Geographic Variation and Maintainace of Polymorhism in Parasemia plantaginis (Wood Tiger Moth)
Project Number: CH-4168
||01/01/2010 - 12/31/2012 project completed
||Dr. Robert Hegna
University of Palm Beach Atlantic
901 S. Flagler Drive
West Palm Beach, FL 33401
United States of America
A central question in evolutionary biology is to understand how spatial and temporal variation in selection maintains genetic and phenotypic variation within and among populations (Conover et al. 2006). Recently, a comparative analyses in lizards suggested that species with variable color patterns have larger ranges, utilize a greater diversity of habitat types, and are underrepresented among species currently listed as threatened (Forsman & Åberg 2008). These results are consistent with the proposition that the co-occurrence of multiple color variants may promote the ecological success of populations and species. Thus, in addition to its purely intellectual endeavor, studies on color polymorphism also offer tools in following populations during the (human) induced environmental changes (Mace and Purvis 2008).
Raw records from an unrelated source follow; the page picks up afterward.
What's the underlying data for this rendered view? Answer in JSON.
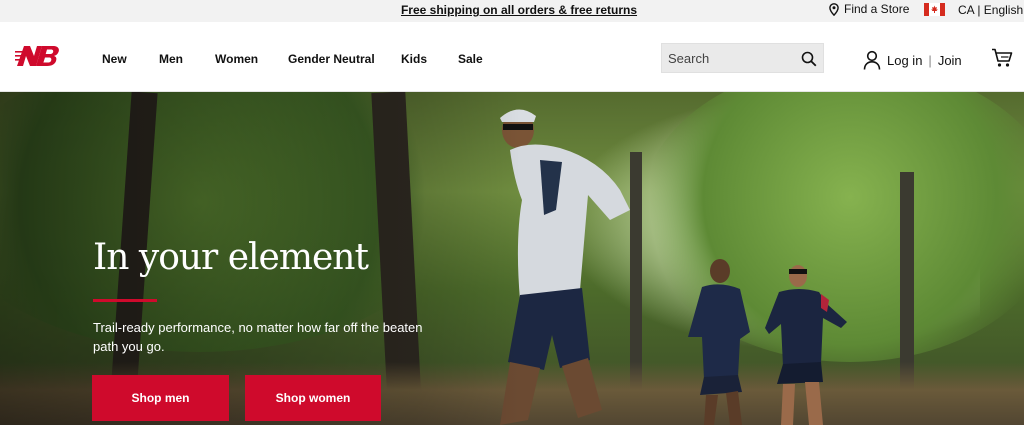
{
  "topbar": {
    "promo": "Free shipping on all orders & free returns",
    "find_store": "Find a Store",
    "locale": "CA | English",
    "icons": {
      "store": "map-pin-icon",
      "flag": "canada-flag-icon"
    }
  },
  "header": {
    "logo": "new-balance-logo",
    "nav": [
      "New",
      "Men",
      "Women",
      "Gender Neutral",
      "Kids",
      "Sale"
    ],
    "search_placeholder": "Search",
    "login": "Log in",
    "join": "Join",
    "icons": {
      "search": "search-icon",
      "user": "user-icon",
      "cart": "cart-icon"
    }
  },
  "hero": {
    "title": "In your element",
    "subtitle": "Trail-ready performance, no matter how far off the beaten path you go.",
    "buttons": {
      "men": "Shop men",
      "women": "Shop women"
    }
  },
  "colors": {
    "accent": "#cf0a2c",
    "topbar_bg": "#f2f2f2",
    "search_bg": "#eaeaea"
  }
}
Butterflies and moths provide an ideal system for integrative research on evolution and selective pressures because of the plethora of ‘raw material’ through which evolution can act via the variability between and within species (Brakefield and French 1999, McMillan et al. 2002). The wood tiger moth (Parasemia plantaginis, family Arctiidae) occurs worldwide at northern latitudes and exhibits extensive color polymorphism. Our studies also indicate Parasemia plantaginis is aposematic (i.e., it tastes bad to predators and has a warning signal). Aposematic organisms are not predicted to be polymorphic because it would disrupt the ability for predators to form a ‘search image’, which would make it more difficult for predators to learn avoidance (Mappes et al. 2005). Therefore, P. plantaginis are not predicted to display color polymorphisms. Relaxed predation pressure, via predator generalization or less dense predator populations, can allow greater variation in warning signal because there is less need for an extremely uniform signal to lower predator education costs. Another factor besides a lack of predation that can help explain polymorphisms in aposematic organisms is trade-offs. In the alps and other high elevation locations we observe a very melanistic color morph of this species in addition to other geographic trends that result in increased melanization. Therefore, our predation study aims to address two main questions. The first is whether lower predation pressure can explain observed variability in phenotype in this aposematic moth. We are performing experiments in multiple locations this summer to address this first question. The second question in our research is whether there is a cost in terms of increased predation for individuals who are very melanistic.
Last update: 2/2/18
Source of data: ProClim- Research InfoSystem (1993-2020)
Update the data of project: CH-4168